METHUEN — After three terms as a city councilor and one as mayor, Stephen Zanni is no stranger to the campaign trail. Through it all, he’s worn one pair of dress shoes — his trusty brown-leather tassel loafers.
“I’ve put an awful lot into them,” said Zanni, who visited a cobbler last week. After knocking on 2,500 doors in three months, the mayor said his footwear was in need of a quick sole and heel replacement.
Councilor-at-large Zanni became Mayor Zanni in 2012. In the two years since he won the closest mayoral election in Methuen history, Zanni said voters have come to appreciate his efforts to increase the accessibility and efficiency of city government, as well as his ongoing leadership with the Methuen High School expansion and renovation.
Voters on Nov. 5 will elect either Zanni or Councilor-at-large Jennifer Kannan as their next mayor.
“I’m receiving a lot of support for what I’m trying to do,” said Zanni, 69, a retired teacher and school administrator. “I have to work hard right until Election Day. I take nothing for granted.”
Zanni said most residents believe his effort to privatize the municipal Information Technology department was a “no-brainer.” But despite multiple attempts, Zanni could not get his proposal approved by the City Council.
The mayor said he still believes IT privatization will save taxpayers money and improve the performance of the city’s computer systems, but he has not spoken in detail about plans to bring it up again if he is reelected.
Zanni said his top priority for a second term will be ensuring the Methuen High project is completed on time and on budget next year. Zanni said he got the project back on track after a budget impasse in late 2011 stalled progress.
“Look at what I’ve accomplished and what I’ve tried to accomplish that fell on deaf ears,” said Zanni. “I think that’s more than enough for people to see my direction for the city. At the end of the day, they want leadership and I think I’ve provided that leadership.”
By contrast, Zanni said Kannan has offered no details as to why she should be elected mayor.
“There’s no specifics,” said Zanni. “She’s talking about working harder and having a plan. I work hard. What is her plan?”
A veteran Merrimack Valley politician, Zanni said he brings leadership skills and a strong understanding of the issues to the mayor’s office. Zanni served on the Lawrence School Committee for eight years before moving to Methuen in 1979. He served one term on the Methuen School Committee in the 1990s and then four years as a West District city councilor.
Zanni ran unsuccessfully for mayor in 1999 before serving three consecutive terms as councilor at large beginning in 2006.

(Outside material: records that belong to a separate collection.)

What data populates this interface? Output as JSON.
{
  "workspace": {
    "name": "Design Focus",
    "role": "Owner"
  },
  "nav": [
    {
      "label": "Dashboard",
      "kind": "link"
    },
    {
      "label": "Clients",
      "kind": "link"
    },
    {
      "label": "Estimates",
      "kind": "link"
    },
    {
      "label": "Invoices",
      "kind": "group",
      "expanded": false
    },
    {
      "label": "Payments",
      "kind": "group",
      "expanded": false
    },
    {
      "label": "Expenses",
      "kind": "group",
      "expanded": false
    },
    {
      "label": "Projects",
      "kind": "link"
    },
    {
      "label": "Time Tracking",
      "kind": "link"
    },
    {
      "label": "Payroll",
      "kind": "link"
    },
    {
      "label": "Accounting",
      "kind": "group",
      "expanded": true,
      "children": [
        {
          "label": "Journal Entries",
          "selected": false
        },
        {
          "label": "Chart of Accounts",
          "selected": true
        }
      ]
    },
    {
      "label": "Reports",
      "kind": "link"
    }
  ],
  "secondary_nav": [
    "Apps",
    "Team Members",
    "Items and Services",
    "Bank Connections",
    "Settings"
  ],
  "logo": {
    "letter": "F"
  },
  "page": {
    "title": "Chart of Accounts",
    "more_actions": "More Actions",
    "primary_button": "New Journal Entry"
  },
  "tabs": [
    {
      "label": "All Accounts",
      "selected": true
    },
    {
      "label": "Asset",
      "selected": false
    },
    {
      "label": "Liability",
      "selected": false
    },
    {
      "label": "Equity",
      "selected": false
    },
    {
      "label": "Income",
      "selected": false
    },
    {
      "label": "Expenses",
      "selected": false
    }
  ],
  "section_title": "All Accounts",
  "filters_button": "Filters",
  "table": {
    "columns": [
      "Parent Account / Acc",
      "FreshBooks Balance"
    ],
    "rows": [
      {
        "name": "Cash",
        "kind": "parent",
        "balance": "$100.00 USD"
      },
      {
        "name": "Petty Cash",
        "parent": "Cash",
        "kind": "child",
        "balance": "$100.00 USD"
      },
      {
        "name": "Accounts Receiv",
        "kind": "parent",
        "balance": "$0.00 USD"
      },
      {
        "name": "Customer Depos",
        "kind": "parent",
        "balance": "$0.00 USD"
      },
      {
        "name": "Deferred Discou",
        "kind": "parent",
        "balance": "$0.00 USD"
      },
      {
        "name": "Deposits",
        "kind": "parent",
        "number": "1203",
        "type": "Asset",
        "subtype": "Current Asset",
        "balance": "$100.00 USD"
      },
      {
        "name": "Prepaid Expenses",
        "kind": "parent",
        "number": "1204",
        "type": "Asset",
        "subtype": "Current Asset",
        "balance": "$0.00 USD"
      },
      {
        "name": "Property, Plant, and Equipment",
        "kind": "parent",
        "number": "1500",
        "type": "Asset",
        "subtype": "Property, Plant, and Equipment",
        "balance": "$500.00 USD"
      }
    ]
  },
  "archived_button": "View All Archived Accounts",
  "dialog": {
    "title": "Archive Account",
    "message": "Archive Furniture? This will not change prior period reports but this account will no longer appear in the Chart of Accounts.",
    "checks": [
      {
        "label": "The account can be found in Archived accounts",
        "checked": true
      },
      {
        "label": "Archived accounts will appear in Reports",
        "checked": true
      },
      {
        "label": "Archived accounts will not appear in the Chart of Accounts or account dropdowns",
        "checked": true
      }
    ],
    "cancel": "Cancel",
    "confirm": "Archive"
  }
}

Zanni believes the biggest difference between himself and Kannan is that he has no relatives on the city payroll. Kannan’s son, daughter, brother and sister-in-law work for the city. Zanni said such family conflicts will compromise her ability to negotiate contracts with the police, fire and school departments — which represent a collective 60 percent of the city’s total operating budget, according to a letter Zanni sent Kannan earlier this month.
“I have no allegiances to anyone as far as family,” said Zanni.
Early in his term, Zanni was quietly criticized for focusing too closely on minor issues — “big on small” was a common refrain among some in the city. But Zanni said he has worked hard to instill a culture change.
Soon after taking office, Zanni said he called all City Hall employees to a meeting and told them it was no longer acceptable to casually report to work 10 or 15 minutes late, when residents may be there waiting to do business promptly at 8 a.m.
“My days here are long,” said Zanni from inside his corner City Hall office. “But I think it’s important that I set an example. I’m doing the work of the people.”
As his first term progressed, Zanni said he learned to rely more on his team of department heads.
“I think it’s important to surround yourself with good, smart people,” said Zanni. “And I think I’ve done that.”